Whilst that debut was an assault of raw, scrappy noise rock, Black Kite Broadcasts is a more melodically-inclined record. It still keeps up the aggressive, abrasive aspects of noise rock (as it should!), but as befits songs supposedly being played on the radio, most of them are catchy and with a real feel for hooks. There’s also a sense of humour at play, evidenced by the song and band titles – Territorial Pissants is a particular favourite name, as is the title of the haunting, damaged ‘Exquisitely Dressed, and Caked in Blood’.
Not every song can be described as even remotely accessible though, and there’s plenty of moments that can seem like they’re pushing against the listener, challenging you to dig deeper as they won’t give up their secrets easily. ‘Toxic Waste Buzzkill’ is a raw, feedback-drenched piece of arty noise rock that still manages to keep a sense of energy, somewhere between The Stooges and Sonic Youth at their most convention-defying. ‘The Sublime Pungence of Drumpf’ is like early 80’s hardcore played through broken amps and a collapsing drum kit – it’s noisy, crude, and kind of brilliant.
As this might imply, Black Kite Broadcasts is a very varied listen, and though the constant changes in style are rarely drastic, within the genre of noise rock they can often push the genre to its limits. That Qoheleth are big fans of noise rock is evident, but the album is at its best when it is at its most free-roaming, as on ‘Hooray! They’re Dead’, a song that feels subdued compared with the rest of the album, and features relatively soft singing to great effect. The inclusion of the radio announcements between songs also helps the album hang together – as well as providing an overall sense of narrative, and some excellent world-building that would be the envy of many an author, they add a consistency of mood and tone. The ten minutes of noise and snatches of music behind the drones and static that sees the album out might prove too much for some, but as a piece of art, it’s hard to fault.

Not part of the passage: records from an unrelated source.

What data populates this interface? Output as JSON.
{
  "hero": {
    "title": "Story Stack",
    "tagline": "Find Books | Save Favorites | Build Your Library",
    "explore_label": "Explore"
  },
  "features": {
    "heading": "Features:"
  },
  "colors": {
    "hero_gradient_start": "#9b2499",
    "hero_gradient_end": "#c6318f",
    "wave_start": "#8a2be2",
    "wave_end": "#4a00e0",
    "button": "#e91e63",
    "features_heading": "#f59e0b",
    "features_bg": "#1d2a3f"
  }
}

And, really, that’s the proper way to consider Black Kite Broadcasts – as a piece of art. This extends not just to the physical presentation of the album, but the media it is delivered by. I’ve never before seen a band take an old radio, and load it up with a copy of an album, but that’s what Qoheleth have done. It’s a unique delivery that is completely in line with the world that Black Kite Broadcasts is building, and I’m hugely impressed by the band for achieving something so creative, both in terms of the actual music and the way it is presented.
Black Kite Broadcasts is available digitally, on cassette, and on custom-made radio via Bandcamp.